Bhave was reacting to reports that the government plans to make regulators deposit their surplus funds with the Consolidated Fund of India.
“Currently, there is a line of thought and you must have read about it in the media that regulatory authorities should not be allowed to have funds of their own and that these funds should be merged with the Consolidated Fund of India,” Bhave said. Stating that regulatory autonomy vis-à-vis the executive is not only necessary, but also essential, he pointed out that in the case of Sebi and insurance watchdog Irda, financial autonomy was built into the legislation by way of providing that such authorities would establish a separate fund into which the fees paid by market intermediaries would be credited.
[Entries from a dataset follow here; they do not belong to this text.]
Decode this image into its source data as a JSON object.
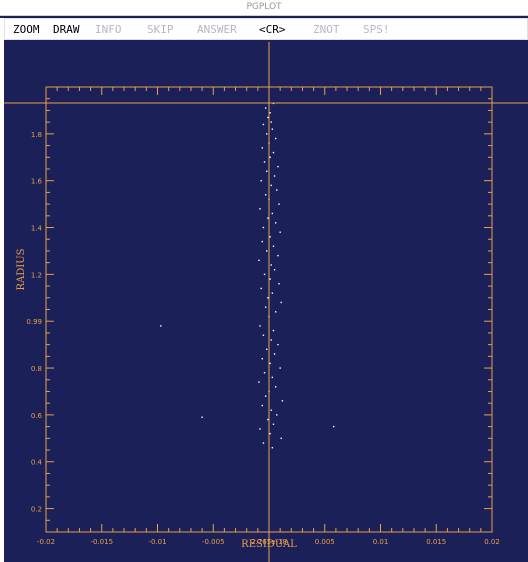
{
  "window": {
    "title": "PGPLOT"
  },
  "menu": [
    {
      "label": "ZOOM",
      "dim": false
    },
    {
      "label": "DRAW",
      "dim": false
    },
    {
      "label": "INFO",
      "dim": true
    },
    {
      "label": "SKIP",
      "dim": true
    },
    {
      "label": "ANSWER",
      "dim": true
    },
    {
      "label": "<CR>",
      "dim": false
    },
    {
      "label": "ZNOT",
      "dim": true
    },
    {
      "label": "SPS!",
      "dim": true
    }
  ],
  "chart_data": {
    "type": "scatter",
    "xlabel": "RESIDUAL",
    "ylabel": "RADIUS",
    "xlim": [
      -0.02,
      0.02
    ],
    "ylim": [
      0.1,
      2.0
    ],
    "x_tick_labels": [
      "-0.02",
      "-0.015",
      "-0.01",
      "-0.005",
      "2.765e-18",
      "0.005",
      "0.01",
      "0.015",
      "0.02"
    ],
    "y_tick_labels": [
      "0.2",
      "0.4",
      "0.6",
      "0.8",
      "0.99",
      "1.2",
      "1.4",
      "1.6",
      "1.8"
    ],
    "cursor": {
      "x": 0.0,
      "y": 2.0
    },
    "colors": {
      "background": "#1b2058",
      "axes": "#e8a04a",
      "points": "#ffffff"
    },
    "points": [
      [
        0.0004,
        1.93
      ],
      [
        -0.0003,
        1.91
      ],
      [
        0.0001,
        1.89
      ],
      [
        -0.0001,
        1.87
      ],
      [
        0.0002,
        1.85
      ],
      [
        -0.0005,
        1.84
      ],
      [
        0.0003,
        1.82
      ],
      [
        -0.0002,
        1.8
      ],
      [
        0.0006,
        1.78
      ],
      [
        0.0,
        1.76
      ],
      [
        -0.0006,
        1.74
      ],
      [
        0.0004,
        1.72
      ],
      [
        0.0001,
        1.7
      ],
      [
        -0.0004,
        1.68
      ],
      [
        0.0008,
        1.66
      ],
      [
        -0.0002,
        1.64
      ],
      [
        0.0005,
        1.62
      ],
      [
        -0.0007,
        1.6
      ],
      [
        0.0002,
        1.58
      ],
      [
        0.0007,
        1.56
      ],
      [
        -0.0003,
        1.54
      ],
      [
        0.0,
        1.52
      ],
      [
        0.0009,
        1.5
      ],
      [
        -0.0008,
        1.48
      ],
      [
        0.0003,
        1.46
      ],
      [
        -0.0001,
        1.44
      ],
      [
        0.0006,
        1.42
      ],
      [
        -0.0005,
        1.4
      ],
      [
        0.001,
        1.38
      ],
      [
        0.0001,
        1.36
      ],
      [
        -0.0006,
        1.34
      ],
      [
        0.0004,
        1.32
      ],
      [
        -0.0002,
        1.3
      ],
      [
        0.0008,
        1.28
      ],
      [
        -0.0009,
        1.26
      ],
      [
        0.0002,
        1.24
      ],
      [
        0.0005,
        1.22
      ],
      [
        -0.0004,
        1.2
      ],
      [
        0.0001,
        1.18
      ],
      [
        0.0009,
        1.16
      ],
      [
        -0.0007,
        1.14
      ],
      [
        0.0003,
        1.12
      ],
      [
        -0.0001,
        1.1
      ],
      [
        0.0011,
        1.08
      ],
      [
        -0.0003,
        1.06
      ],
      [
        0.0006,
        1.04
      ],
      [
        0.0,
        1.02
      ],
      [
        -0.0008,
        0.98
      ],
      [
        0.0004,
        0.96
      ],
      [
        -0.0005,
        0.94
      ],
      [
        0.0002,
        0.92
      ],
      [
        0.0008,
        0.9
      ],
      [
        -0.0002,
        0.88
      ],
      [
        0.0005,
        0.86
      ],
      [
        -0.0006,
        0.84
      ],
      [
        0.0001,
        0.82
      ],
      [
        0.001,
        0.8
      ],
      [
        -0.0004,
        0.78
      ],
      [
        0.0003,
        0.76
      ],
      [
        -0.0009,
        0.74
      ],
      [
        0.0006,
        0.72
      ],
      [
        0.0,
        0.7
      ],
      [
        -0.0003,
        0.68
      ],
      [
        0.0012,
        0.66
      ],
      [
        -0.0006,
        0.64
      ],
      [
        0.0002,
        0.62
      ],
      [
        0.0007,
        0.6
      ],
      [
        -0.0001,
        0.58
      ],
      [
        0.0004,
        0.56
      ],
      [
        -0.0008,
        0.54
      ],
      [
        0.0001,
        0.52
      ],
      [
        0.0011,
        0.5
      ],
      [
        -0.0005,
        0.48
      ],
      [
        0.0003,
        0.46
      ],
      [
        -0.0097,
        0.98
      ],
      [
        -0.006,
        0.59
      ],
      [
        0.0058,
        0.55
      ]
    ]
  }
}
At present, the money coming to regulators like Sebi by way of penalties is credited to the Consolidated Fund of India. The Sebi chairman, however, did not elaborate how the proposal would be implemented or on the account heads that the regulator would be able to retain as and when the proposal was implemented.
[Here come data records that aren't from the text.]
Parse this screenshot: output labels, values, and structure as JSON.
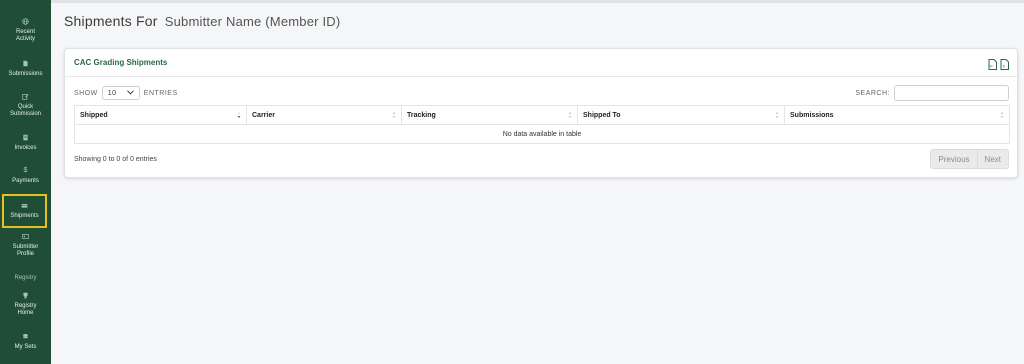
{
  "sidebar": {
    "items": [
      {
        "line1": "Recent",
        "line2": "Activity",
        "icon": "globe-icon"
      },
      {
        "line1": "Submissions",
        "line2": "",
        "icon": "document-icon"
      },
      {
        "line1": "Quick",
        "line2": "Submission",
        "icon": "edit-icon"
      },
      {
        "line1": "Invoices",
        "line2": "",
        "icon": "invoice-icon"
      },
      {
        "line1": "Payments",
        "line2": "",
        "icon": "dollar-icon"
      },
      {
        "line1": "Shipments",
        "line2": "",
        "icon": "truck-icon"
      },
      {
        "line1": "Submitter",
        "line2": "Profile",
        "icon": "id-card-icon"
      },
      {
        "line1": "Registry",
        "line2": "Home",
        "icon": "trophy-icon"
      },
      {
        "line1": "My Sets",
        "line2": "",
        "icon": "coins-icon"
      }
    ],
    "section_label": "Registry"
  },
  "header": {
    "title": "Shipments For",
    "subtitle": "Submitter Name (Member ID)"
  },
  "card": {
    "title": "CAC Grading Shipments",
    "show_label": "SHOW",
    "entries_value": "10",
    "entries_label": "ENTRIES",
    "search_label": "SEARCH:",
    "search_value": "",
    "columns": [
      "Shipped",
      "Carrier",
      "Tracking",
      "Shipped To",
      "Submissions"
    ],
    "empty_message": "No data available in table",
    "info": "Showing 0 to 0 of 0 entries",
    "prev_label": "Previous",
    "next_label": "Next"
  },
  "colors": {
    "sidebar_bg": "#1f4d35",
    "accent": "#2a6a45",
    "active_outline": "#e3c21b"
  }
}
“Such funds are to be used by these authorities to discharge the functions enumerated in the law,” Bhave said, though he conceded that since Sebi is a comparatively new body, it was still in the process of evolving a smoother regulatory-executive interface. He also highlighted the need for a review of existing laws regarding appointment and removal of members of regulatory bodies.
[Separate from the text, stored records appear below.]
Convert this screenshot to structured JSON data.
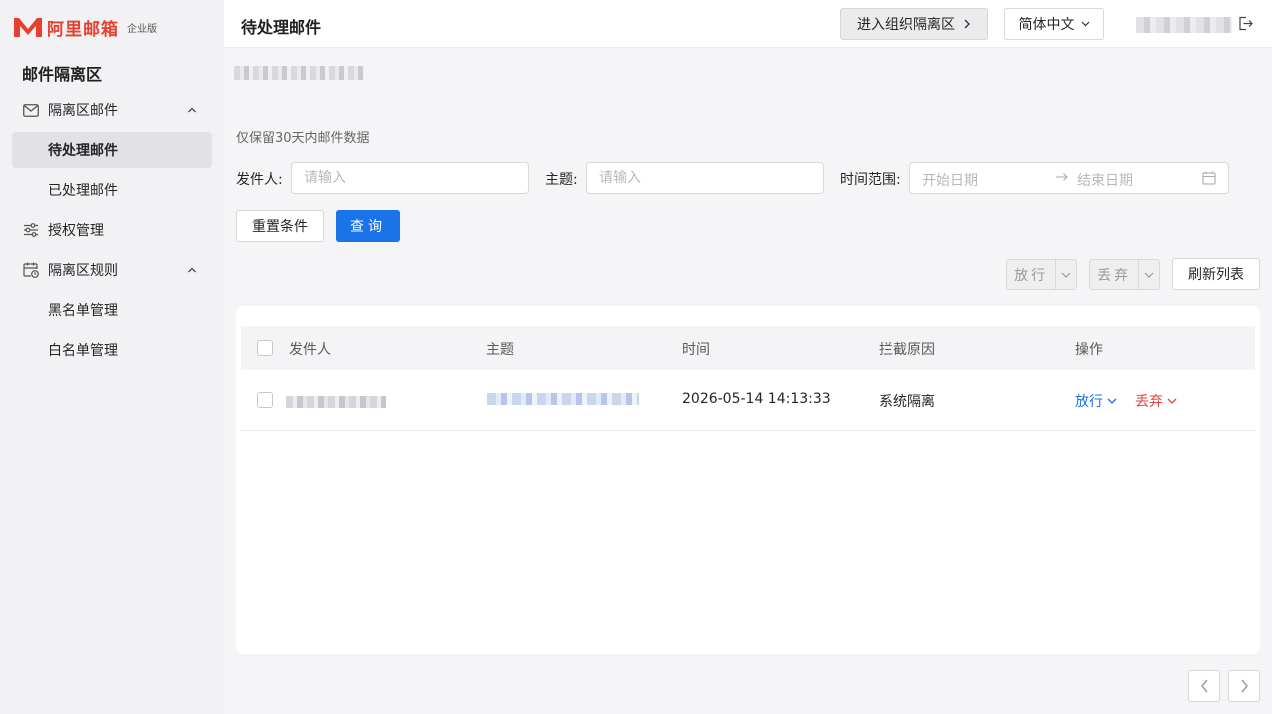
{
  "app": {
    "logo_text": "阿里邮箱",
    "logo_sub": "企业版",
    "brand_color": "#e8402f"
  },
  "sidebar": {
    "title": "邮件隔离区",
    "items": [
      {
        "label": "隔离区邮件",
        "icon": "mail-icon",
        "expanded": true
      },
      {
        "label": "待处理邮件",
        "active": true
      },
      {
        "label": "已处理邮件"
      },
      {
        "label": "授权管理",
        "icon": "sliders-icon"
      },
      {
        "label": "隔离区规则",
        "icon": "calendar-clock-icon",
        "expanded": true
      },
      {
        "label": "黑名单管理"
      },
      {
        "label": "白名单管理"
      }
    ]
  },
  "header": {
    "title": "待处理邮件",
    "org_button": "进入组织隔离区",
    "language": "简体中文"
  },
  "main": {
    "hint": "仅保留30天内邮件数据",
    "filters": {
      "sender_label": "发件人:",
      "sender_placeholder": "请输入",
      "subject_label": "主题:",
      "subject_placeholder": "请输入",
      "time_label": "时间范围:",
      "start_placeholder": "开始日期",
      "end_placeholder": "结束日期"
    },
    "reset_button": "重置条件",
    "search_button": "查询",
    "release_button": "放行",
    "discard_button": "丢弃",
    "refresh_button": "刷新列表",
    "accent_color": "#1a73e8",
    "danger_color": "#e0443e"
  },
  "table": {
    "columns": [
      "发件人",
      "主题",
      "时间",
      "拦截原因",
      "操作"
    ],
    "rows": [
      {
        "time": "2026-05-14 14:13:33",
        "reason": "系统隔离",
        "release": "放行",
        "discard": "丢弃"
      }
    ]
  }
}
“Regulators do not enjoy protection in terms of the conditions under which their service can be dismissed by the executive,” he pointed out. He added, however, that there is no tradition of removing members at Sebi.
“Whether it is sufficient to rely on tradition or whether we need a better legal mechanism with checks and balances needs to be debated so that this important aspect of governance is not ignored,” he observed. Elaborating on the current state of the regulator-executive interface, Bhave reminisced how brokers used to go to Finance Ministry for resolving issues even after the formation of Sebi in the early 1990s.
“The first chairman of Sebi, G V Ramakrishna, once famously remarked... the BSE brokers should know that the route from Dalal Street (where the BSE is situated) to Mittal Court (where Sebi was then located) is not via North Block (which houses the Finance Ministry),” he said. In the initial days after Sebi was set up, brokers had not got used to the idea of a regulatory body that would independently set regulations. Regulation of capital markets used to be a part of the Finance Ministry’s functions till the formation of Sebi. “However, this tension between the executive and the regulatory bodies is not just a phenomenon of the early stages of regulation, but even now it continues,” he concluded.